(Web page and app entries)
────────────────────
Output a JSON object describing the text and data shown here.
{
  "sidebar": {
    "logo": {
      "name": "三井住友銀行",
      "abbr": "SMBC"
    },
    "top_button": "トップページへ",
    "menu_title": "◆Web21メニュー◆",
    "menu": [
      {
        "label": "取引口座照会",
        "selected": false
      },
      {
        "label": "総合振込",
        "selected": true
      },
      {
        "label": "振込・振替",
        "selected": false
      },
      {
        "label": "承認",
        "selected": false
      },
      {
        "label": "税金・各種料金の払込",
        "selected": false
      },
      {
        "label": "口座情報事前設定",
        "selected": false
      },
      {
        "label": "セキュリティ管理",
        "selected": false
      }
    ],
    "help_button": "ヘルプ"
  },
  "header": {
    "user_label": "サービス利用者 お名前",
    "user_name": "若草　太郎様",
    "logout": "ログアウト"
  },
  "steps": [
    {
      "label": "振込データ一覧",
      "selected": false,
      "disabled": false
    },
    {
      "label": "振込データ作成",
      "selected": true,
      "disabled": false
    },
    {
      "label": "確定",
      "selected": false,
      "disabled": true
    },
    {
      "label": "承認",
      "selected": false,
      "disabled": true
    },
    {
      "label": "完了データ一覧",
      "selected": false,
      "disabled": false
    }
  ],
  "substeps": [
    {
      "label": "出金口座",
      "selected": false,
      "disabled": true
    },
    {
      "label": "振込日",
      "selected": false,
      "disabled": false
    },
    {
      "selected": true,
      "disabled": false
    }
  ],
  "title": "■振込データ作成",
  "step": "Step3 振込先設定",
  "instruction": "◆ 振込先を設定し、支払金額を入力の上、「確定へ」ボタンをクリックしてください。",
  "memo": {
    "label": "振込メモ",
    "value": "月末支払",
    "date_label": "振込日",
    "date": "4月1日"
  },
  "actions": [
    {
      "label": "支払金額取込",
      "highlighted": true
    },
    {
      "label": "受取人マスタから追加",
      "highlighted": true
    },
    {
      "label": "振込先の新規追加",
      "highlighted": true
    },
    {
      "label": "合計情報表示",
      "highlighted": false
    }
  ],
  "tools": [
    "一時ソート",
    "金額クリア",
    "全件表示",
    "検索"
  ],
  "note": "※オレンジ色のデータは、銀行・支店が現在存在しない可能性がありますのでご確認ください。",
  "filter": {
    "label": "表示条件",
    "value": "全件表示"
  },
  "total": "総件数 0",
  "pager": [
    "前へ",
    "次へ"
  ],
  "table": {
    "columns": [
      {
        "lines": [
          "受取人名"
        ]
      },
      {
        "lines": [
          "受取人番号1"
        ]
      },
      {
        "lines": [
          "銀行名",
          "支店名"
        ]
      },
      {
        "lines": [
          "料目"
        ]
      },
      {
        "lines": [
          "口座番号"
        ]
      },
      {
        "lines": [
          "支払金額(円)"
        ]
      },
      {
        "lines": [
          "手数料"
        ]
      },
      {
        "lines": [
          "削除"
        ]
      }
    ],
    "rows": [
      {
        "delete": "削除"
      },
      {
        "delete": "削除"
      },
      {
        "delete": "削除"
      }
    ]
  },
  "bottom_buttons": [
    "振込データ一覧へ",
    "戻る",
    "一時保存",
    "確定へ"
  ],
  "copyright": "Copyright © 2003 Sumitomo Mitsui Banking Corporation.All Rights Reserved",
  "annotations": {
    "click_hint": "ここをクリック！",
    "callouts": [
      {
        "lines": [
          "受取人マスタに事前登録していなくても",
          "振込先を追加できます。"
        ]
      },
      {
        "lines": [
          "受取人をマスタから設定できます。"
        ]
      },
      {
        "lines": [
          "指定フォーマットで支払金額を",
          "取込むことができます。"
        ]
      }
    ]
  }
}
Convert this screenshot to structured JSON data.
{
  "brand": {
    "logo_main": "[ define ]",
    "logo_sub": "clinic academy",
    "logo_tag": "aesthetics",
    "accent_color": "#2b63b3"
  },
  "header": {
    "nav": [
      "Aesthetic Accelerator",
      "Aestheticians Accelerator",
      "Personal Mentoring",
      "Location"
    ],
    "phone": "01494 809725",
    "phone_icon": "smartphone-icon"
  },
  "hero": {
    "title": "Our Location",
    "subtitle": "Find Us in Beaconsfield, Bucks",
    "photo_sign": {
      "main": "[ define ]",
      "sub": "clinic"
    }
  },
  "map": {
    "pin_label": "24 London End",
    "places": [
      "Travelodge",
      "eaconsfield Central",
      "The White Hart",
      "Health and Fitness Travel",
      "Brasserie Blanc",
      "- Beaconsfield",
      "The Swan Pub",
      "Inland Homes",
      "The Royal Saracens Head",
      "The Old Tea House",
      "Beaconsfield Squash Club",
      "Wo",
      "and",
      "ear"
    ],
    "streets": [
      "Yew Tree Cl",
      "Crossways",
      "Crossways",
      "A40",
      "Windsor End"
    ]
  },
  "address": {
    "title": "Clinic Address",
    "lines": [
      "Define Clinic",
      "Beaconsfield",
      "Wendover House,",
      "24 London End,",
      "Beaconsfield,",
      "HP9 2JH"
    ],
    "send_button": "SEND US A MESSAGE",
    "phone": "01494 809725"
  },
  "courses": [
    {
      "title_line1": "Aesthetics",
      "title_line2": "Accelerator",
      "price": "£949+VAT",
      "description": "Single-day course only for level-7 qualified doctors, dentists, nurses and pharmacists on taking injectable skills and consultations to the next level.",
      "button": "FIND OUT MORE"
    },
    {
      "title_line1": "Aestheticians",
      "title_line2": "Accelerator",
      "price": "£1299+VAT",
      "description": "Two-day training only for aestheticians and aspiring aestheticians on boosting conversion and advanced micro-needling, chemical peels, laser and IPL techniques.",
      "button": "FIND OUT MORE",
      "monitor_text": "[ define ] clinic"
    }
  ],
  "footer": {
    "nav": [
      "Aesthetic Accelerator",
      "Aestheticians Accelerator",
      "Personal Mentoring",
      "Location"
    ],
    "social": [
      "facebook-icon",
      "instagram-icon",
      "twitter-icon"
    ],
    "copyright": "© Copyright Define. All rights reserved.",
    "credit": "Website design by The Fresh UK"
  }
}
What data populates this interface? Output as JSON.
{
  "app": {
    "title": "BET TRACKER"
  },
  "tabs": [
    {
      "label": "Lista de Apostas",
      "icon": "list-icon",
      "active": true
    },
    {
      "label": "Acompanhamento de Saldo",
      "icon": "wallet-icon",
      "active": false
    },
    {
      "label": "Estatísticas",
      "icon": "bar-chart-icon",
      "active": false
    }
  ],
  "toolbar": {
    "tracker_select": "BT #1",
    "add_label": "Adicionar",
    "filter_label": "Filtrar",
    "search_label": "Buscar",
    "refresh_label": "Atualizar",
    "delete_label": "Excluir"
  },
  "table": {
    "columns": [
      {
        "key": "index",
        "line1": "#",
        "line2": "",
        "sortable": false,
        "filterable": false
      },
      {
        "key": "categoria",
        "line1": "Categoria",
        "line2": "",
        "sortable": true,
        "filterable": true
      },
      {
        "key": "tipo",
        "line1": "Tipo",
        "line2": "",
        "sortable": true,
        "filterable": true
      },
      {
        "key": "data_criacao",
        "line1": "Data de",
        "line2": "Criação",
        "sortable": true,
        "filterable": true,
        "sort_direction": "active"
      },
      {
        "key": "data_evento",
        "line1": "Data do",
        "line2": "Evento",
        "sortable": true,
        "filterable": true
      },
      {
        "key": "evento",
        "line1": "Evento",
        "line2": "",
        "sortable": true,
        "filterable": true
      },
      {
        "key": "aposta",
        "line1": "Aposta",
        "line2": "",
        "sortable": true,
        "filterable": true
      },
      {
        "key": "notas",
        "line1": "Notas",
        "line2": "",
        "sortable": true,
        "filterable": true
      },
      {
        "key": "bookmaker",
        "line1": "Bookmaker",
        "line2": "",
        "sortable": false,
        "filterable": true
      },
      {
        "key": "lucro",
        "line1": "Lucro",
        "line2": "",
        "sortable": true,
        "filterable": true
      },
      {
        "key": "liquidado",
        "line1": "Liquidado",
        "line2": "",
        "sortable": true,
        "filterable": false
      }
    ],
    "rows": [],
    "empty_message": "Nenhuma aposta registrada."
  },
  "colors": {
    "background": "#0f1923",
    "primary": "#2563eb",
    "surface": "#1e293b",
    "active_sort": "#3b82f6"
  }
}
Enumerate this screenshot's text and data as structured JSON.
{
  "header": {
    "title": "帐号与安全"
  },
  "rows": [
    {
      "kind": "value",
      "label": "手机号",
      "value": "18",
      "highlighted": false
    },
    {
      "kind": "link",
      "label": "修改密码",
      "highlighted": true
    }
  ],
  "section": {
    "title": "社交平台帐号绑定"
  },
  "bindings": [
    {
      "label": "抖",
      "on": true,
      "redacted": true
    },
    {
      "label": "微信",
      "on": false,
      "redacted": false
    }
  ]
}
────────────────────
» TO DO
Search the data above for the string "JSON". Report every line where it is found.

» EXERCISE OUTPUT
Output a JSON object describing the text and data shown here.
Convert this screenshot to structured JSON data.
What data populates this interface? Output as JSON.
Enumerate this screenshot's text and data as structured JSON.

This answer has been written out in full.